▸ **Task requirements**:
Locate each line of the material that contains "would", then return it.

▸ **Data for review**:
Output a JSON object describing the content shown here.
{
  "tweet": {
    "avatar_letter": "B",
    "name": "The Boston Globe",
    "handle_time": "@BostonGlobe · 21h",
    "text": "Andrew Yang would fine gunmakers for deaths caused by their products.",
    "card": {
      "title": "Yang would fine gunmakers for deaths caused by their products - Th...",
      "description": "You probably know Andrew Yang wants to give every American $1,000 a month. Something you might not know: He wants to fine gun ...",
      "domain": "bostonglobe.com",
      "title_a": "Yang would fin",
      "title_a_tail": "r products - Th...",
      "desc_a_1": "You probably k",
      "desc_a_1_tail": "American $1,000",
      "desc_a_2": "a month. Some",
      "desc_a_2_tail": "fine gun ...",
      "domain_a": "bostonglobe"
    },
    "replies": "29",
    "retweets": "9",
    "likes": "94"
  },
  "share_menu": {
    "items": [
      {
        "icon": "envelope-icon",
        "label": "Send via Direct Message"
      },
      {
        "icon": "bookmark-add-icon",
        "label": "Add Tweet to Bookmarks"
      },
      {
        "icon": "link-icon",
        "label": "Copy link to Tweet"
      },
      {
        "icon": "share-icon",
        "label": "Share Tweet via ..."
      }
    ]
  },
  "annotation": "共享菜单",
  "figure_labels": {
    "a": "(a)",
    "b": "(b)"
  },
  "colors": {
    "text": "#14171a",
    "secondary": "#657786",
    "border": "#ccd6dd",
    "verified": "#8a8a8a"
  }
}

▸ **Solved problem**:
    "text": "Andrew Yang would fine gunmakers for deaths caused by their products.",
      "title": "Yang would fine gunmakers for deaths caused by their products - Th...",
      "title_a": "Yang would fin",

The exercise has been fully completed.